[[ Given data open ]]

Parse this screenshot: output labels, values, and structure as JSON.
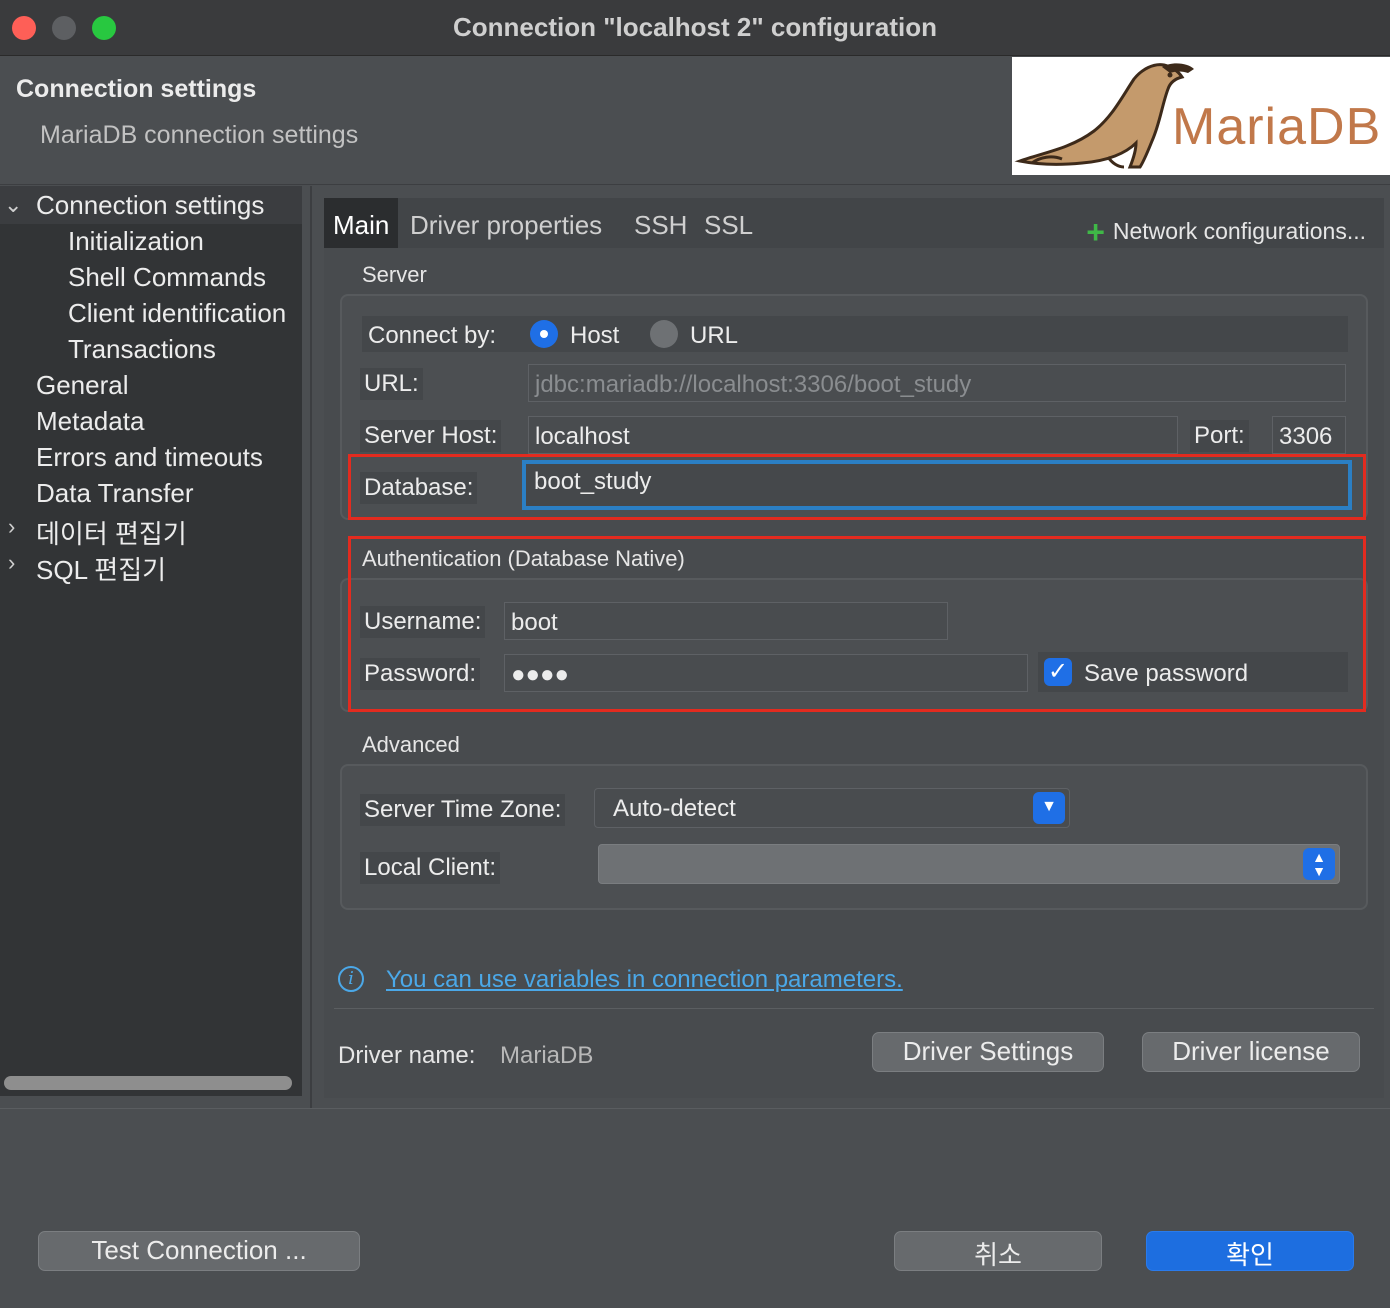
{
  "window": {
    "title": "Connection \"localhost 2\" configuration"
  },
  "header": {
    "title": "Connection settings",
    "subtitle": "MariaDB connection settings",
    "logo_text": "MariaDB"
  },
  "sidebar": {
    "items": [
      {
        "label": "Connection settings",
        "expanded": true
      },
      {
        "label": "Initialization"
      },
      {
        "label": "Shell Commands"
      },
      {
        "label": "Client identification"
      },
      {
        "label": "Transactions"
      },
      {
        "label": "General"
      },
      {
        "label": "Metadata"
      },
      {
        "label": "Errors and timeouts"
      },
      {
        "label": "Data Transfer"
      },
      {
        "label": "데이터 편집기",
        "collapsed": true
      },
      {
        "label": "SQL 편집기",
        "collapsed": true
      }
    ]
  },
  "tabs": {
    "items": [
      "Main",
      "Driver properties",
      "SSH",
      "SSL"
    ],
    "active": "Main",
    "network_config": "Network configurations..."
  },
  "server": {
    "section_label": "Server",
    "connect_by_label": "Connect by:",
    "host_option": "Host",
    "url_option": "URL",
    "connect_by_selected": "Host",
    "url_label": "URL:",
    "url_value": "jdbc:mariadb://localhost:3306/boot_study",
    "host_label": "Server Host:",
    "host_value": "localhost",
    "port_label": "Port:",
    "port_value": "3306",
    "database_label": "Database:",
    "database_value": "boot_study"
  },
  "auth": {
    "section_label": "Authentication (Database Native)",
    "username_label": "Username:",
    "username_value": "boot",
    "password_label": "Password:",
    "password_value": "●●●●",
    "save_password_label": "Save password",
    "save_password_checked": true
  },
  "advanced": {
    "section_label": "Advanced",
    "timezone_label": "Server Time Zone:",
    "timezone_value": "Auto-detect",
    "local_client_label": "Local Client:",
    "local_client_value": ""
  },
  "info": {
    "link_text": "You can use variables in connection parameters."
  },
  "driver": {
    "name_label": "Driver name:",
    "name_value": "MariaDB",
    "settings_button": "Driver Settings",
    "license_button": "Driver license"
  },
  "footer": {
    "test_button": "Test Connection ...",
    "cancel_button": "취소",
    "ok_button": "확인"
  },
  "colors": {
    "accent": "#1f6fe6",
    "highlight_box": "#e32b1f",
    "link": "#4ba8e8",
    "focus_ring": "#2b7fc4"
  }
}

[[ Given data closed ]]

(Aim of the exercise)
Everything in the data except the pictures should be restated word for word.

(Result below)
Parse this screenshot: output labels, values, and structure as JSON.
{
  "window": {
    "title": "Connection \"localhost 2\" configuration"
  },
  "header": {
    "title": "Connection settings",
    "subtitle": "MariaDB connection settings",
    "logo_text": "MariaDB"
  },
  "sidebar": {
    "items": [
      {
        "label": "Connection settings",
        "expanded": true
      },
      {
        "label": "Initialization"
      },
      {
        "label": "Shell Commands"
      },
      {
        "label": "Client identification"
      },
      {
        "label": "Transactions"
      },
      {
        "label": "General"
      },
      {
        "label": "Metadata"
      },
      {
        "label": "Errors and timeouts"
      },
      {
        "label": "Data Transfer"
      },
      {
        "label": "데이터 편집기",
        "collapsed": true
      },
      {
        "label": "SQL 편집기",
        "collapsed": true
      }
    ]
  },
  "tabs": {
    "items": [
      "Main",
      "Driver properties",
      "SSH",
      "SSL"
    ],
    "active": "Main",
    "network_config": "Network configurations..."
  },
  "server": {
    "section_label": "Server",
    "connect_by_label": "Connect by:",
    "host_option": "Host",
    "url_option": "URL",
    "connect_by_selected": "Host",
    "url_label": "URL:",
    "url_value": "jdbc:mariadb://localhost:3306/boot_study",
    "host_label": "Server Host:",
    "host_value": "localhost",
    "port_label": "Port:",
    "port_value": "3306",
    "database_label": "Database:",
    "database_value": "boot_study"
  },
  "auth": {
    "section_label": "Authentication (Database Native)",
    "username_label": "Username:",
    "username_value": "boot",
    "password_label": "Password:",
    "password_value": "●●●●",
    "save_password_label": "Save password",
    "save_password_checked": true
  },
  "advanced": {
    "section_label": "Advanced",
    "timezone_label": "Server Time Zone:",
    "timezone_value": "Auto-detect",
    "local_client_label": "Local Client:",
    "local_client_value": ""
  },
  "info": {
    "link_text": "You can use variables in connection parameters."
  },
  "driver": {
    "name_label": "Driver name:",
    "name_value": "MariaDB",
    "settings_button": "Driver Settings",
    "license_button": "Driver license"
  },
  "footer": {
    "test_button": "Test Connection ...",
    "cancel_button": "취소",
    "ok_button": "확인"
  },
  "colors": {
    "accent": "#1f6fe6",
    "highlight_box": "#e32b1f",
    "link": "#4ba8e8",
    "focus_ring": "#2b7fc4"
  }
}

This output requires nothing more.